**Extracted records**
——

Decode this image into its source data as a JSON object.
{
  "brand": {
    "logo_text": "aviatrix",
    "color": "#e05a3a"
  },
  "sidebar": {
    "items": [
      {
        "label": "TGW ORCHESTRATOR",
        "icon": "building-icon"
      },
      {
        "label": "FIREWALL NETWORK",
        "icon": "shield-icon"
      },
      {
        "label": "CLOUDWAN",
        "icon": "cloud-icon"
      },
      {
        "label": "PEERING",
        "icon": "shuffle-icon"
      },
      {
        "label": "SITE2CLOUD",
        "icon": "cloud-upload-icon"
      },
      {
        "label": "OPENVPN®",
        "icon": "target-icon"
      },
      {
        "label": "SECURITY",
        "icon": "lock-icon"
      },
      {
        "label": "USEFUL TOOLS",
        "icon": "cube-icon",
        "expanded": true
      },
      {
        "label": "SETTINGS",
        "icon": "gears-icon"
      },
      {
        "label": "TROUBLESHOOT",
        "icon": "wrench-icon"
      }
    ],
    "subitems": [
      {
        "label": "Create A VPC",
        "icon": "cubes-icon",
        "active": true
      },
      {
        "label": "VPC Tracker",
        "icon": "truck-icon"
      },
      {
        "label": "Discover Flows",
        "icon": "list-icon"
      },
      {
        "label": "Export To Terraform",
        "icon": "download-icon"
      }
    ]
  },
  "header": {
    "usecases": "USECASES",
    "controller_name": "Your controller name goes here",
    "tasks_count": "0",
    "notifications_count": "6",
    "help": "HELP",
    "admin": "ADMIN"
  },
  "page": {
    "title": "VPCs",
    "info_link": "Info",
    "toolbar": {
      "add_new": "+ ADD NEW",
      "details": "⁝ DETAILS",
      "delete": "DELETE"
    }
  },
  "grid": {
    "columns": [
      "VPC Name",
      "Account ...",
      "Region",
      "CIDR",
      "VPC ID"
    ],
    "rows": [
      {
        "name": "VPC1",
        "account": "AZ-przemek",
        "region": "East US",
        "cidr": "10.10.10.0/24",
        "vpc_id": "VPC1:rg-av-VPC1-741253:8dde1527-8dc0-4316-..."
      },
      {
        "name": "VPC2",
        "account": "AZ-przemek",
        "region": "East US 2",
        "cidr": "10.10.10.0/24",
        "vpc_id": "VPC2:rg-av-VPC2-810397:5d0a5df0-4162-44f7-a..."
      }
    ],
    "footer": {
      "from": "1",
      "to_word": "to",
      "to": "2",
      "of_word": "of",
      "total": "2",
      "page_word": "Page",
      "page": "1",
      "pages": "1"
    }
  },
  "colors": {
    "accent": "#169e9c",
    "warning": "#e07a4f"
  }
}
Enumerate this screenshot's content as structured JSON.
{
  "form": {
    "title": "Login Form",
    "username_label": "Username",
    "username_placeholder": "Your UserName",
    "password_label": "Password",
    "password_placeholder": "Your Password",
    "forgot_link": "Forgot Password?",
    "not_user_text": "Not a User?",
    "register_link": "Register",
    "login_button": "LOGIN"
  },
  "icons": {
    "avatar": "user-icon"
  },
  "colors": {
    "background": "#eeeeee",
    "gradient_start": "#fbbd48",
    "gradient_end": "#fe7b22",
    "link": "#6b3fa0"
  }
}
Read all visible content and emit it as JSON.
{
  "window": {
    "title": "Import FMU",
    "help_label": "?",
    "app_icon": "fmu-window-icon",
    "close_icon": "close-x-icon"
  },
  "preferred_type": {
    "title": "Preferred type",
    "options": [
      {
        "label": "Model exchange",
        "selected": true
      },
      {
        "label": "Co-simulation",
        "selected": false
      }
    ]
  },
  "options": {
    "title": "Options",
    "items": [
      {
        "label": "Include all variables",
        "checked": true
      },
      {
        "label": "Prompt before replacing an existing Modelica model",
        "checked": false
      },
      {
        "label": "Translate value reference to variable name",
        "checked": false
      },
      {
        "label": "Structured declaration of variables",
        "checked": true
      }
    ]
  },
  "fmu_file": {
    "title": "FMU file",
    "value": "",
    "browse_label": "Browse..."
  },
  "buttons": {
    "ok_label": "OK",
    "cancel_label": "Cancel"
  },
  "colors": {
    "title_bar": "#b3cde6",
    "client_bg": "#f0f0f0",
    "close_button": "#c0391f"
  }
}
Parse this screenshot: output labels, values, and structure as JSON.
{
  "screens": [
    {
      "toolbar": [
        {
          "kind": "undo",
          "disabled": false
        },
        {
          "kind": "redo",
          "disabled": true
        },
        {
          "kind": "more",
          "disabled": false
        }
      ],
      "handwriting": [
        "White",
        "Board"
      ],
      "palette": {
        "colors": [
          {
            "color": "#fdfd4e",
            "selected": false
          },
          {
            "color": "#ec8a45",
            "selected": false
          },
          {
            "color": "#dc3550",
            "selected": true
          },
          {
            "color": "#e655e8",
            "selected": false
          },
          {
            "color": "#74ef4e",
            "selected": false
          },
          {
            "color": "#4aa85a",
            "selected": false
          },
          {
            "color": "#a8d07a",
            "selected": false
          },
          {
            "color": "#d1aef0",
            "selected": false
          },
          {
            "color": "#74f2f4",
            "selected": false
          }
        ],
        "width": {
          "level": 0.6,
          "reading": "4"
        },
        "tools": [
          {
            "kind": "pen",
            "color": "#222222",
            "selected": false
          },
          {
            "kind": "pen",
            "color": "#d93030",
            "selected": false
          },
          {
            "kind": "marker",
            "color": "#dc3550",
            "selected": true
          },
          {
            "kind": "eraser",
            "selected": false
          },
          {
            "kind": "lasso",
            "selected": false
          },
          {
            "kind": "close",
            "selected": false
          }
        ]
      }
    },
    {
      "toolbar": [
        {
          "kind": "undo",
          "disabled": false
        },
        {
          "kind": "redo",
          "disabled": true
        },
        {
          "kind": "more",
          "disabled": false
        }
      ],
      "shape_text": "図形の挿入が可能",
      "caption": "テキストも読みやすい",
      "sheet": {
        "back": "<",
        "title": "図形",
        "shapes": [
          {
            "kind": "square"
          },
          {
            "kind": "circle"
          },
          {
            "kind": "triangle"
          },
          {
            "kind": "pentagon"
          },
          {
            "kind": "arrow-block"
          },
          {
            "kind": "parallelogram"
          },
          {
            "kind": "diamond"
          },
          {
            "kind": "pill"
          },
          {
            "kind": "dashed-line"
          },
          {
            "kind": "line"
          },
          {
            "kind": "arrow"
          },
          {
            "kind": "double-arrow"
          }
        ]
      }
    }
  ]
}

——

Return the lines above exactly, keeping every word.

**Response to the exercise**
Decode this image into its source data as a JSON object.
{
  "brand": {
    "logo_text": "aviatrix",
    "color": "#e05a3a"
  },
  "sidebar": {
    "items": [
      {
        "label": "TGW ORCHESTRATOR",
        "icon": "building-icon"
      },
      {
        "label": "FIREWALL NETWORK",
        "icon": "shield-icon"
      },
      {
        "label": "CLOUDWAN",
        "icon": "cloud-icon"
      },
      {
        "label": "PEERING",
        "icon": "shuffle-icon"
      },
      {
        "label": "SITE2CLOUD",
        "icon": "cloud-upload-icon"
      },
      {
        "label": "OPENVPN®",
        "icon": "target-icon"
      },
      {
        "label": "SECURITY",
        "icon": "lock-icon"
      },
      {
        "label": "USEFUL TOOLS",
        "icon": "cube-icon",
        "expanded": true
      },
      {
        "label": "SETTINGS",
        "icon": "gears-icon"
      },
      {
        "label": "TROUBLESHOOT",
        "icon": "wrench-icon"
      }
    ],
    "subitems": [
      {
        "label": "Create A VPC",
        "icon": "cubes-icon",
        "active": true
      },
      {
        "label": "VPC Tracker",
        "icon": "truck-icon"
      },
      {
        "label": "Discover Flows",
        "icon": "list-icon"
      },
      {
        "label": "Export To Terraform",
        "icon": "download-icon"
      }
    ]
  },
  "header": {
    "usecases": "USECASES",
    "controller_name": "Your controller name goes here",
    "tasks_count": "0",
    "notifications_count": "6",
    "help": "HELP",
    "admin": "ADMIN"
  },
  "page": {
    "title": "VPCs",
    "info_link": "Info",
    "toolbar": {
      "add_new": "+ ADD NEW",
      "details": "⁝ DETAILS",
      "delete": "DELETE"
    }
  },
  "grid": {
    "columns": [
      "VPC Name",
      "Account ...",
      "Region",
      "CIDR",
      "VPC ID"
    ],
    "rows": [
      {
        "name": "VPC1",
        "account": "AZ-przemek",
        "region": "East US",
        "cidr": "10.10.10.0/24",
        "vpc_id": "VPC1:rg-av-VPC1-741253:8dde1527-8dc0-4316-..."
      },
      {
        "name": "VPC2",
        "account": "AZ-przemek",
        "region": "East US 2",
        "cidr": "10.10.10.0/24",
        "vpc_id": "VPC2:rg-av-VPC2-810397:5d0a5df0-4162-44f7-a..."
      }
    ],
    "footer": {
      "from": "1",
      "to_word": "to",
      "to": "2",
      "of_word": "of",
      "total": "2",
      "page_word": "Page",
      "page": "1",
      "pages": "1"
    }
  },
  "colors": {
    "accent": "#169e9c",
    "warning": "#e07a4f"
  }
}
Enumerate this screenshot's content as structured JSON.
{
  "form": {
    "title": "Login Form",
    "username_label": "Username",
    "username_placeholder": "Your UserName",
    "password_label": "Password",
    "password_placeholder": "Your Password",
    "forgot_link": "Forgot Password?",
    "not_user_text": "Not a User?",
    "register_link": "Register",
    "login_button": "LOGIN"
  },
  "icons": {
    "avatar": "user-icon"
  },
  "colors": {
    "background": "#eeeeee",
    "gradient_start": "#fbbd48",
    "gradient_end": "#fe7b22",
    "link": "#6b3fa0"
  }
}
Read all visible content and emit it as JSON.
{
  "window": {
    "title": "Import FMU",
    "help_label": "?",
    "app_icon": "fmu-window-icon",
    "close_icon": "close-x-icon"
  },
  "preferred_type": {
    "title": "Preferred type",
    "options": [
      {
        "label": "Model exchange",
        "selected": true
      },
      {
        "label": "Co-simulation",
        "selected": false
      }
    ]
  },
  "options": {
    "title": "Options",
    "items": [
      {
        "label": "Include all variables",
        "checked": true
      },
      {
        "label": "Prompt before replacing an existing Modelica model",
        "checked": false
      },
      {
        "label": "Translate value reference to variable name",
        "checked": false
      },
      {
        "label": "Structured declaration of variables",
        "checked": true
      }
    ]
  },
  "fmu_file": {
    "title": "FMU file",
    "value": "",
    "browse_label": "Browse..."
  },
  "buttons": {
    "ok_label": "OK",
    "cancel_label": "Cancel"
  },
  "colors": {
    "title_bar": "#b3cde6",
    "client_bg": "#f0f0f0",
    "close_button": "#c0391f"
  }
}
Parse this screenshot: output labels, values, and structure as JSON.
{
  "screens": [
    {
      "toolbar": [
        {
          "kind": "undo",
          "disabled": false
        },
        {
          "kind": "redo",
          "disabled": true
        },
        {
          "kind": "more",
          "disabled": false
        }
      ],
      "handwriting": [
        "White",
        "Board"
      ],
      "palette": {
        "colors": [
          {
            "color": "#fdfd4e",
            "selected": false
          },
          {
            "color": "#ec8a45",
            "selected": false
          },
          {
            "color": "#dc3550",
            "selected": true
          },
          {
            "color": "#e655e8",
            "selected": false
          },
          {
            "color": "#74ef4e",
            "selected": false
          },
          {
            "color": "#4aa85a",
            "selected": false
          },
          {
            "color": "#a8d07a",
            "selected": false
          },
          {
            "color": "#d1aef0",
            "selected": false
          },
          {
            "color": "#74f2f4",
            "selected": false
          }
        ],
        "width": {
          "level": 0.6,
          "reading": "4"
        },
        "tools": [
          {
            "kind": "pen",
            "color": "#222222",
            "selected": false
          },
          {
            "kind": "pen",
            "color": "#d93030",
            "selected": false
          },
          {
            "kind": "marker",
            "color": "#dc3550",
            "selected": true
          },
          {
            "kind": "eraser",
            "selected": false
          },
          {
            "kind": "lasso",
            "selected": false
          },
          {
            "kind": "close",
            "selected": false
          }
        ]
      }
    },
    {
      "toolbar": [
        {
          "kind": "undo",
          "disabled": false
        },
        {
          "kind": "redo",
          "disabled": true
        },
        {
          "kind": "more",
          "disabled": false
        }
      ],
      "shape_text": "図形の挿入が可能",
      "caption": "テキストも読みやすい",
      "sheet": {
        "back": "<",
        "title": "図形",
        "shapes": [
          {
            "kind": "square"
          },
          {
            "kind": "circle"
          },
          {
            "kind": "triangle"
          },
          {
            "kind": "pentagon"
          },
          {
            "kind": "arrow-block"
          },
          {
            "kind": "parallelogram"
          },
          {
            "kind": "diamond"
          },
          {
            "kind": "pill"
          },
          {
            "kind": "dashed-line"
          },
          {
            "kind": "line"
          },
          {
            "kind": "arrow"
          },
          {
            "kind": "double-arrow"
          }
        ]
      }
    }
  ]
}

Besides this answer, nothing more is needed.